The conversation around the safety of commonly used medications has taken a significant turn with the latest reports surrounding an antiemetic drug, Motilium, prevalent in Luxembourg and other European countries. At the heart of this controversy is Domperidone, the active ingredient in Motilium, which has been linked to severe cardiac issues, including an elevated risk of sudden death. This revelation emerges from a detailed study conducted by the independent reviewing magazine, Prescrire, which has now prompted a call for the drug's withdrawal from the European market.

Domperidone, known for its modest effectiveness against nausea and vomiting, falls under the classification of neuroleptics. While it has been a go-to remedy for these symptoms, its safety profile has come under scrutiny. Prescrire's investigation, focusing on the correlation between Domperidone use and sudden deaths in France during 2012, has spotlighted the urgent need for reevaluation of its market presence. The magazine articulates a clear stance, advocating for the replacement of Motilium with safer alternatives, citing the available options that do not carry similar risks.

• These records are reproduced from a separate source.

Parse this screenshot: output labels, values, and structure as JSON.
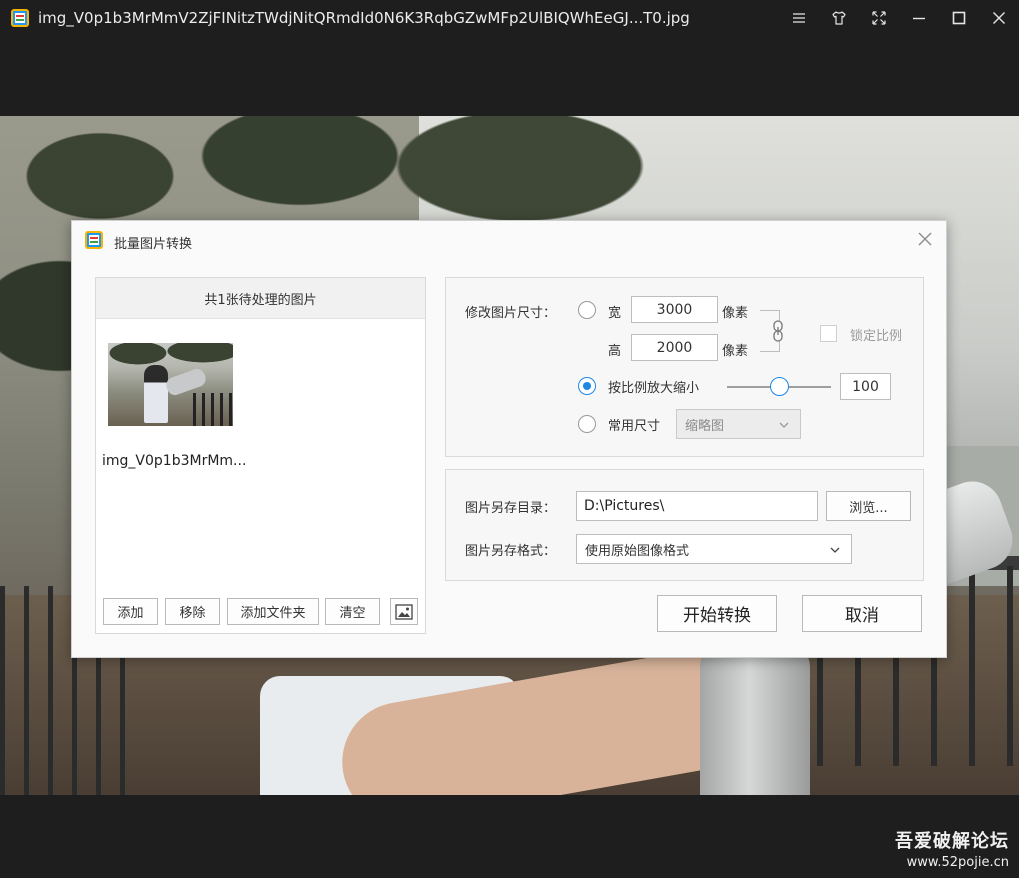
{
  "window": {
    "title": "img_V0p1b3MrMmV2ZjFINitzTWdjNitQRmdId0N6K3RqbGZwMFp2UlBIQWhEeGJ...T0.jpg",
    "controls": [
      "menu-icon",
      "skin-icon",
      "fullscreen-icon",
      "minimize-icon",
      "maximize-icon",
      "close-icon"
    ]
  },
  "dialog": {
    "title": "批量图片转换",
    "left_panel": {
      "header": "共1张待处理的图片",
      "files": [
        {
          "name": "img_V0p1b3MrMm..."
        }
      ],
      "buttons": {
        "add": "添加",
        "remove": "移除",
        "add_folder": "添加文件夹",
        "clear": "清空"
      }
    },
    "resize": {
      "label": "修改图片尺寸：",
      "width_label": "宽",
      "width_value": "3000",
      "height_label": "高",
      "height_value": "2000",
      "unit": "像素",
      "lock_ratio_label": "锁定比例",
      "lock_ratio_checked": false,
      "scale_label": "按比例放大缩小",
      "scale_value": "100",
      "scale_percent": 50,
      "preset_label": "常用尺寸",
      "preset_value": "缩略图",
      "selected_mode": "scale"
    },
    "output": {
      "dir_label": "图片另存目录：",
      "dir_value": "D:\\Pictures\\",
      "browse_label": "浏览...",
      "format_label": "图片另存格式：",
      "format_value": "使用原始图像格式"
    },
    "actions": {
      "start": "开始转换",
      "cancel": "取消"
    }
  },
  "watermark": {
    "title": "吾爱破解论坛",
    "url": "www.52pojie.cn"
  },
  "colors": {
    "accent": "#1e88e5",
    "background": "#1e1e1e",
    "dialog_bg": "#fafafa"
  }
}
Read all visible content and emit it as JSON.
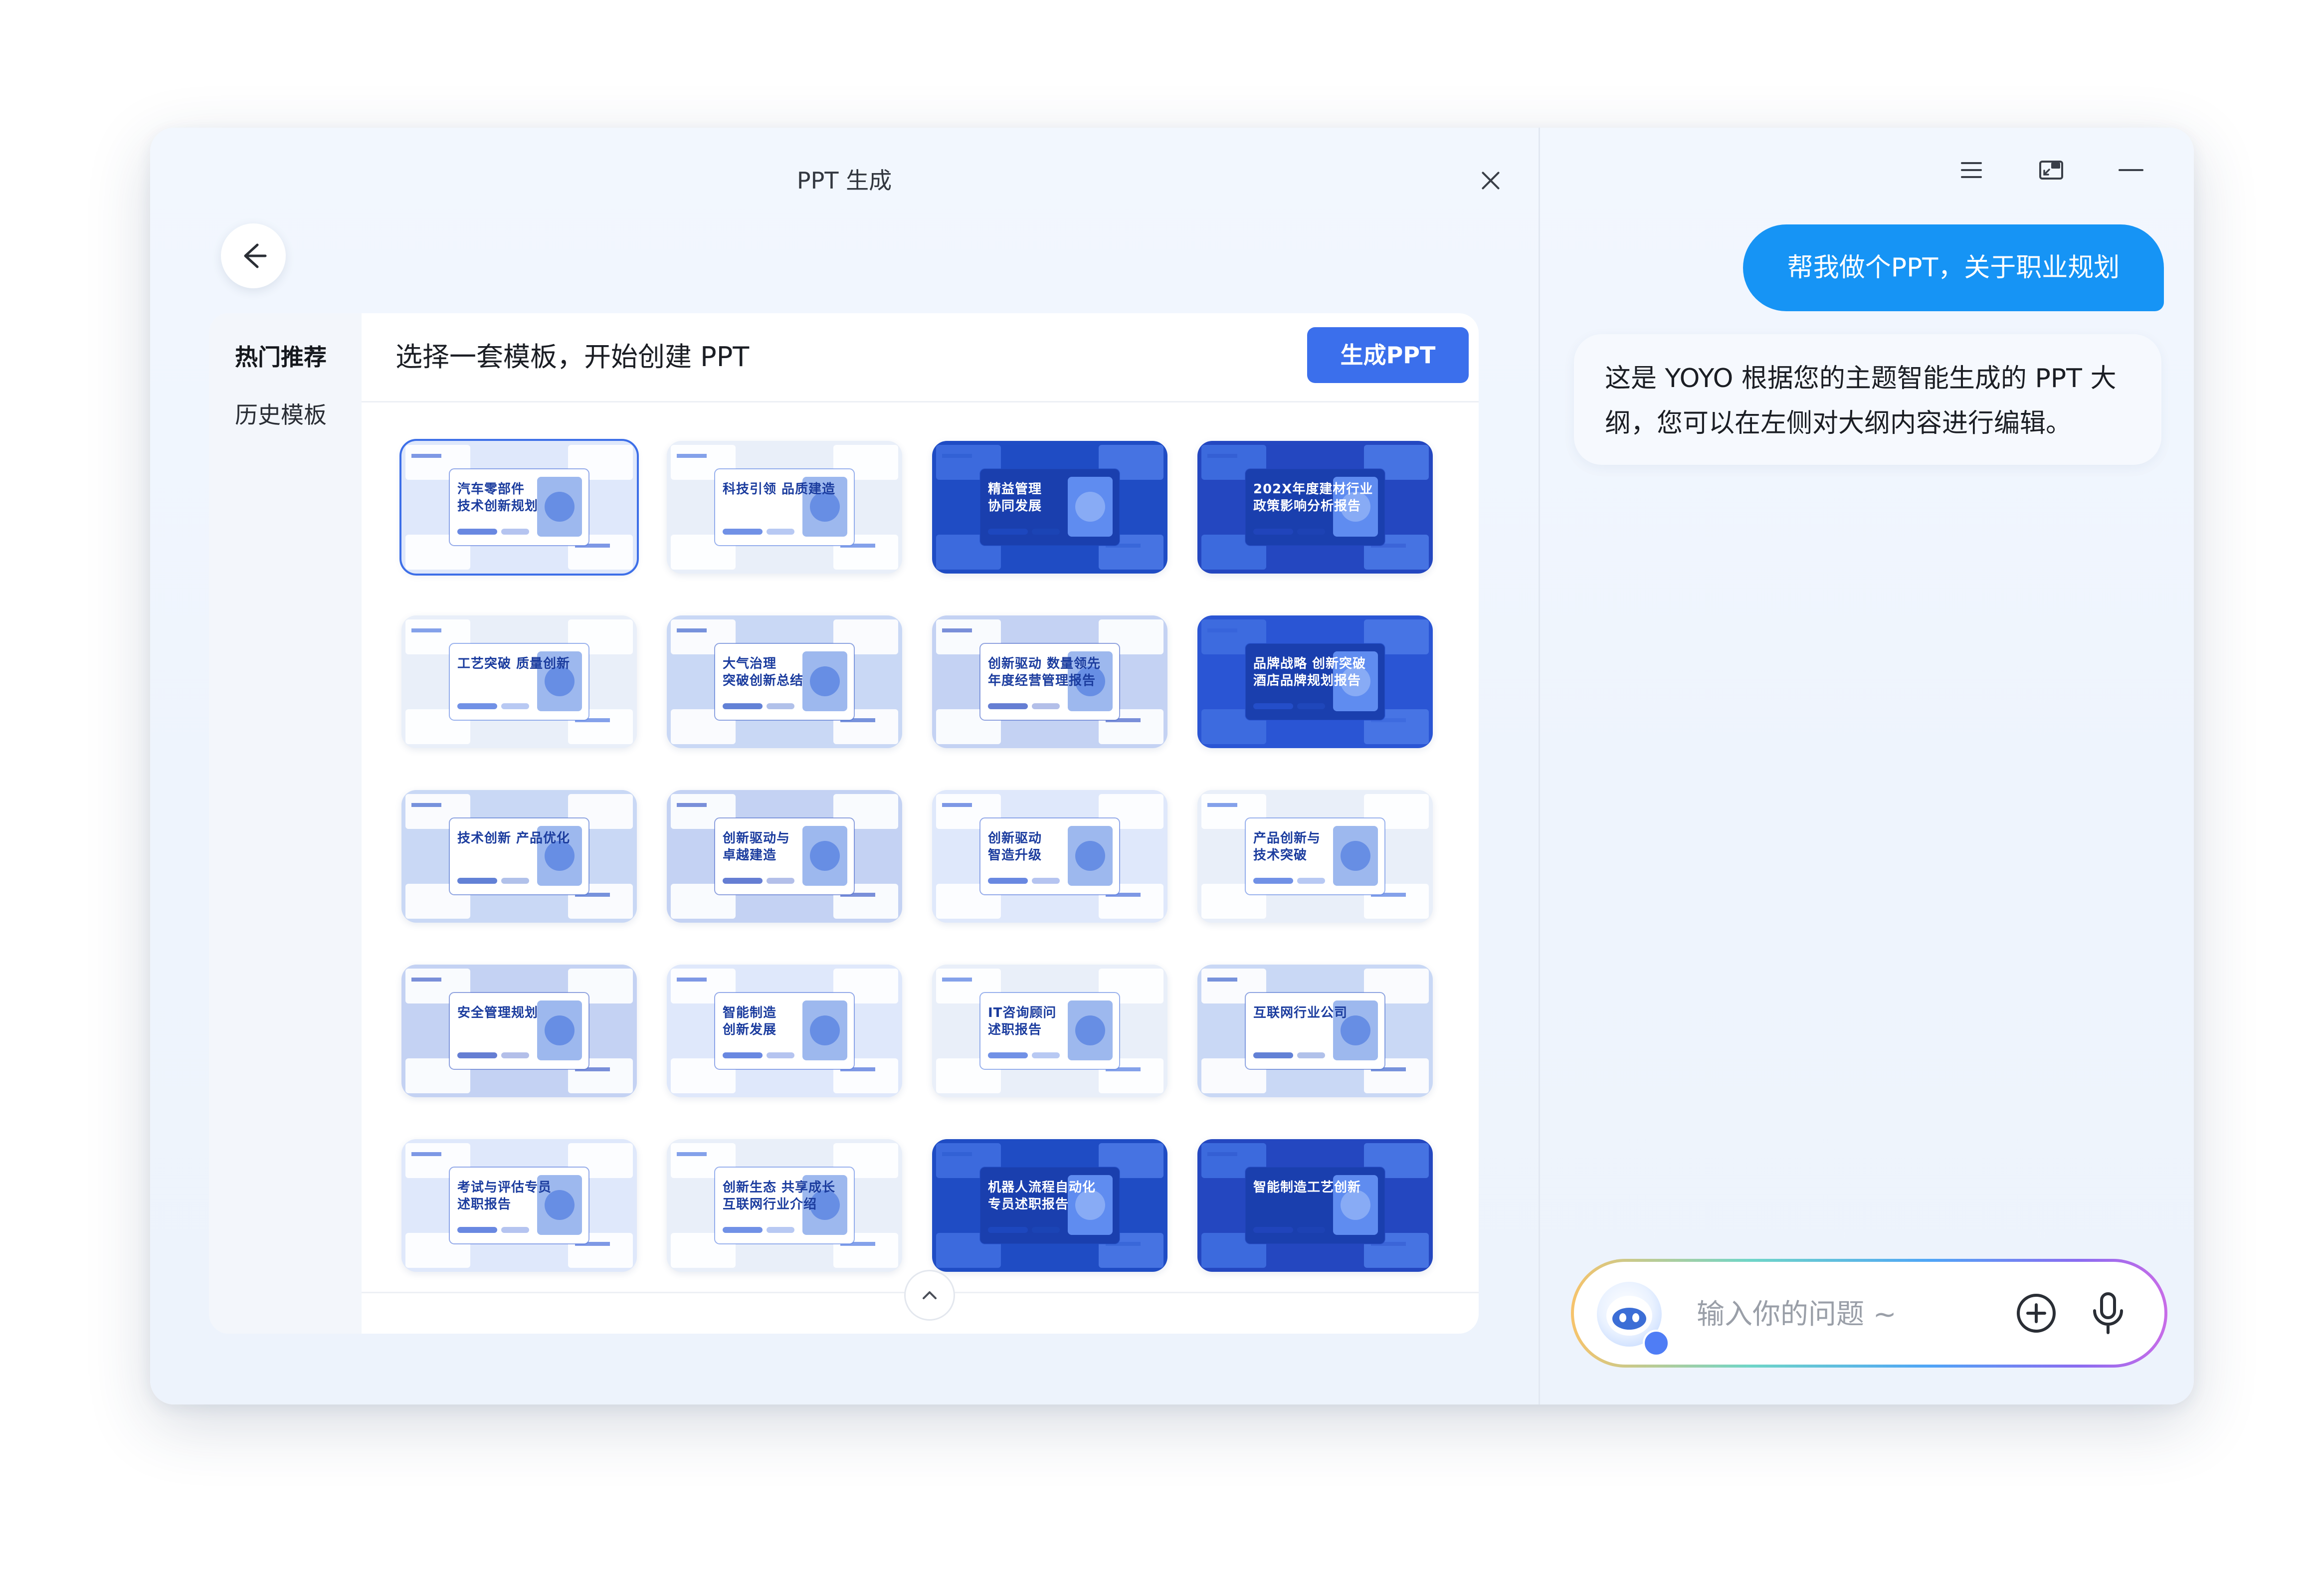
{
  "left": {
    "title": "PPT 生成",
    "tabs": [
      {
        "label": "热门推荐",
        "active": true
      },
      {
        "label": "历史模板",
        "active": false
      }
    ],
    "heading": "选择一套模板，开始创建 PPT",
    "generate_label": "生成PPT",
    "templates": [
      {
        "title": "汽车零部件\n技术创新规划",
        "selected": true
      },
      {
        "title": "科技引领 品质建造",
        "selected": false
      },
      {
        "title": "精益管理\n协同发展",
        "selected": false
      },
      {
        "title": "202X年度建材行业\n政策影响分析报告",
        "selected": false
      },
      {
        "title": "工艺突破 质量创新",
        "selected": false
      },
      {
        "title": "大气治理\n突破创新总结",
        "selected": false
      },
      {
        "title": "创新驱动 数量领先\n年度经营管理报告",
        "selected": false
      },
      {
        "title": "品牌战略 创新突破\n酒店品牌规划报告",
        "selected": false
      },
      {
        "title": "技术创新 产品优化",
        "selected": false
      },
      {
        "title": "创新驱动与\n卓越建造",
        "selected": false
      },
      {
        "title": "创新驱动\n智造升级",
        "selected": false
      },
      {
        "title": "产品创新与\n技术突破",
        "selected": false
      },
      {
        "title": "安全管理规划",
        "selected": false
      },
      {
        "title": "智能制造\n创新发展",
        "selected": false
      },
      {
        "title": "IT咨询顾问\n述职报告",
        "selected": false
      },
      {
        "title": "互联网行业公司",
        "selected": false
      },
      {
        "title": "考试与评估专员\n述职报告",
        "selected": false
      },
      {
        "title": "创新生态 共享成长\n互联网行业介绍",
        "selected": false
      },
      {
        "title": "机器人流程自动化\n专员述职报告",
        "selected": false
      },
      {
        "title": "智能制造工艺创新",
        "selected": false
      }
    ]
  },
  "right": {
    "user_message": "帮我做个PPT，关于职业规划",
    "ai_message": "这是 YOYO 根据您的主题智能生成的 PPT 大纲，您可以在左侧对大纲内容进行编辑。",
    "input_placeholder": "输入你的问题 ~",
    "accent": "#1694f5"
  },
  "colors": {
    "primary": "#3b6fec",
    "template_blue": "#2f5fd8"
  }
}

The ensuing debate reaches far beyond the pages of Prescrire, landing on the desks of regulatory authorities, notably the French Medicines Agency (MSNA). With a decision looming by the end of March regarding the future of medications containing Domperidone, the stakes are high. There is a palpable concern among health advocates and Prescrire that the regulatory actions might fall short of adequately addressing the magnitude of safety concerns presented.

The recommended withdrawal of Motilium from the market is not a decision made lightly. It represents a broader call to arms in the ongoing struggle to ensure the highest standards of drug safety and efficacy. As such, the position adopted by Prescrire resonates as a critical commentary on the processes governing drug evaluation and market approval. This situation raises pivotal questions about how risks are assessed, the transparency of drug-related data, and the mechanisms in place to protect public health.

In light of these discussions, the healthcare community and the public at large are positioned at a crossroads. The dilemma revolves around balancing the undeniable need for effective anti-nausea treatments against the imperative to avoid potentially life-threatening side effects. This incident serves as a potent reminder of the complexities and challenges inherent in pharmaceutical care, emphasizing the importance of vigilance, rigorous evaluation, and the prioritization of patient safety above all.

As the deadline for the MSNA's decision approaches, the anticipation within the European medical and pharmaceutical communities intensifies. The outcome of this debate has the potential to set a precedent for how similar cases are handled in the future, underlining the critical role of oversight bodies in safeguarding public health. It also underscores the invaluable contribution of independent reviewers like Prescrire in holding the pharmaceutical industry to account, ensuring that patient welfare remains at the forefront of drug development and approval processes.